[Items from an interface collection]
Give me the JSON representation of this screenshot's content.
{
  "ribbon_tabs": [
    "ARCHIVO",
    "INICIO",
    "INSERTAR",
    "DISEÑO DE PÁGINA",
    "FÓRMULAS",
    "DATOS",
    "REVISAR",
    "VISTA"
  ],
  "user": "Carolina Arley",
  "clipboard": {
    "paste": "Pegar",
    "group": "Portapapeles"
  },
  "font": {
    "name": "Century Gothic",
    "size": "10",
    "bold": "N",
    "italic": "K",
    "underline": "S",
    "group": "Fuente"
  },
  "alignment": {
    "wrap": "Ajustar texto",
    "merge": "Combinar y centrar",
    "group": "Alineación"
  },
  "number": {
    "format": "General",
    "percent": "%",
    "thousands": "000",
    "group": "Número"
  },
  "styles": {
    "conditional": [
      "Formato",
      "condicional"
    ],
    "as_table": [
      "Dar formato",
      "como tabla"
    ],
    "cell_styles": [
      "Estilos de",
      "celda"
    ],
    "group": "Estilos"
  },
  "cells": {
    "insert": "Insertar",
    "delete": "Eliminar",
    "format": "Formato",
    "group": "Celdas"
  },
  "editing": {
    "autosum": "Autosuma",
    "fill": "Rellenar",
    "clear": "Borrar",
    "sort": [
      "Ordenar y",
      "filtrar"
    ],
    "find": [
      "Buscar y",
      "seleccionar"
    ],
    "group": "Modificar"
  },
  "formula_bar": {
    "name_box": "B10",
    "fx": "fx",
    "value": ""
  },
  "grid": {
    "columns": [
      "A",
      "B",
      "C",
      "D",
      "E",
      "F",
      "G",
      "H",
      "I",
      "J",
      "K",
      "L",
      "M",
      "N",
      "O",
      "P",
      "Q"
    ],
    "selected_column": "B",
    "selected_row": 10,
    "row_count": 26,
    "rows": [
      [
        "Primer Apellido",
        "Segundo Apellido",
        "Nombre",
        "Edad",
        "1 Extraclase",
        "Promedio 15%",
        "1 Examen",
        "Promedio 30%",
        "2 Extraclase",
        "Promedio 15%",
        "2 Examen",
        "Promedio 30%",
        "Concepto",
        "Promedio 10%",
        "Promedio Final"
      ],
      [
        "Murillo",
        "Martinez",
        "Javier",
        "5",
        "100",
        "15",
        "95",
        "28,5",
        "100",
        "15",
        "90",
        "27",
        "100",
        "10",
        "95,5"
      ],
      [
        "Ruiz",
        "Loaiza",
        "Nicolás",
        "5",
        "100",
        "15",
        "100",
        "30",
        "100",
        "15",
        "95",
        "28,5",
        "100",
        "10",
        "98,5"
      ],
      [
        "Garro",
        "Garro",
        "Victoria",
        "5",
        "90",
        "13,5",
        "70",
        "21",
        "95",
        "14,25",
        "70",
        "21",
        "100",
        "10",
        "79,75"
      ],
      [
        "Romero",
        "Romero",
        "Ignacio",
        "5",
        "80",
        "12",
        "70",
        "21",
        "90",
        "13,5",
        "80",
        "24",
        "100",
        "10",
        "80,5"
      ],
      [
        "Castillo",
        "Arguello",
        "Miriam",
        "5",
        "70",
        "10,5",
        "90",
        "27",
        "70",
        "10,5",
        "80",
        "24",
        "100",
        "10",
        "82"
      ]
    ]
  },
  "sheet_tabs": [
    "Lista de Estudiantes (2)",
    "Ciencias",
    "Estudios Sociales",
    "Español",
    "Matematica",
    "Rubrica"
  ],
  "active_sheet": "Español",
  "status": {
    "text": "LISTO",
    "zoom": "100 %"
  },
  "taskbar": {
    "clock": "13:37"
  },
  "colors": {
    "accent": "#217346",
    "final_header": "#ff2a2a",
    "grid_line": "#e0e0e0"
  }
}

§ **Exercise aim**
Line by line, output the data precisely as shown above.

§ **Reply to the exercise**
Give me the JSON representation of this screenshot's content.
{
  "ribbon_tabs": [
    "ARCHIVO",
    "INICIO",
    "INSERTAR",
    "DISEÑO DE PÁGINA",
    "FÓRMULAS",
    "DATOS",
    "REVISAR",
    "VISTA"
  ],
  "user": "Carolina Arley",
  "clipboard": {
    "paste": "Pegar",
    "group": "Portapapeles"
  },
  "font": {
    "name": "Century Gothic",
    "size": "10",
    "bold": "N",
    "italic": "K",
    "underline": "S",
    "group": "Fuente"
  },
  "alignment": {
    "wrap": "Ajustar texto",
    "merge": "Combinar y centrar",
    "group": "Alineación"
  },
  "number": {
    "format": "General",
    "percent": "%",
    "thousands": "000",
    "group": "Número"
  },
  "styles": {
    "conditional": [
      "Formato",
      "condicional"
    ],
    "as_table": [
      "Dar formato",
      "como tabla"
    ],
    "cell_styles": [
      "Estilos de",
      "celda"
    ],
    "group": "Estilos"
  },
  "cells": {
    "insert": "Insertar",
    "delete": "Eliminar",
    "format": "Formato",
    "group": "Celdas"
  },
  "editing": {
    "autosum": "Autosuma",
    "fill": "Rellenar",
    "clear": "Borrar",
    "sort": [
      "Ordenar y",
      "filtrar"
    ],
    "find": [
      "Buscar y",
      "seleccionar"
    ],
    "group": "Modificar"
  },
  "formula_bar": {
    "name_box": "B10",
    "fx": "fx",
    "value": ""
  },
  "grid": {
    "columns": [
      "A",
      "B",
      "C",
      "D",
      "E",
      "F",
      "G",
      "H",
      "I",
      "J",
      "K",
      "L",
      "M",
      "N",
      "O",
      "P",
      "Q"
    ],
    "selected_column": "B",
    "selected_row": 10,
    "row_count": 26,
    "rows": [
      [
        "Primer Apellido",
        "Segundo Apellido",
        "Nombre",
        "Edad",
        "1 Extraclase",
        "Promedio 15%",
        "1 Examen",
        "Promedio 30%",
        "2 Extraclase",
        "Promedio 15%",
        "2 Examen",
        "Promedio 30%",
        "Concepto",
        "Promedio 10%",
        "Promedio Final"
      ],
      [
        "Murillo",
        "Martinez",
        "Javier",
        "5",
        "100",
        "15",
        "95",
        "28,5",
        "100",
        "15",
        "90",
        "27",
        "100",
        "10",
        "95,5"
      ],
      [
        "Ruiz",
        "Loaiza",
        "Nicolás",
        "5",
        "100",
        "15",
        "100",
        "30",
        "100",
        "15",
        "95",
        "28,5",
        "100",
        "10",
        "98,5"
      ],
      [
        "Garro",
        "Garro",
        "Victoria",
        "5",
        "90",
        "13,5",
        "70",
        "21",
        "95",
        "14,25",
        "70",
        "21",
        "100",
        "10",
        "79,75"
      ],
      [
        "Romero",
        "Romero",
        "Ignacio",
        "5",
        "80",
        "12",
        "70",
        "21",
        "90",
        "13,5",
        "80",
        "24",
        "100",
        "10",
        "80,5"
      ],
      [
        "Castillo",
        "Arguello",
        "Miriam",
        "5",
        "70",
        "10,5",
        "90",
        "27",
        "70",
        "10,5",
        "80",
        "24",
        "100",
        "10",
        "82"
      ]
    ]
  },
  "sheet_tabs": [
    "Lista de Estudiantes (2)",
    "Ciencias",
    "Estudios Sociales",
    "Español",
    "Matematica",
    "Rubrica"
  ],
  "active_sheet": "Español",
  "status": {
    "text": "LISTO",
    "zoom": "100 %"
  },
  "taskbar": {
    "clock": "13:37"
  },
  "colors": {
    "accent": "#217346",
    "final_header": "#ff2a2a",
    "grid_line": "#e0e0e0"
  }
}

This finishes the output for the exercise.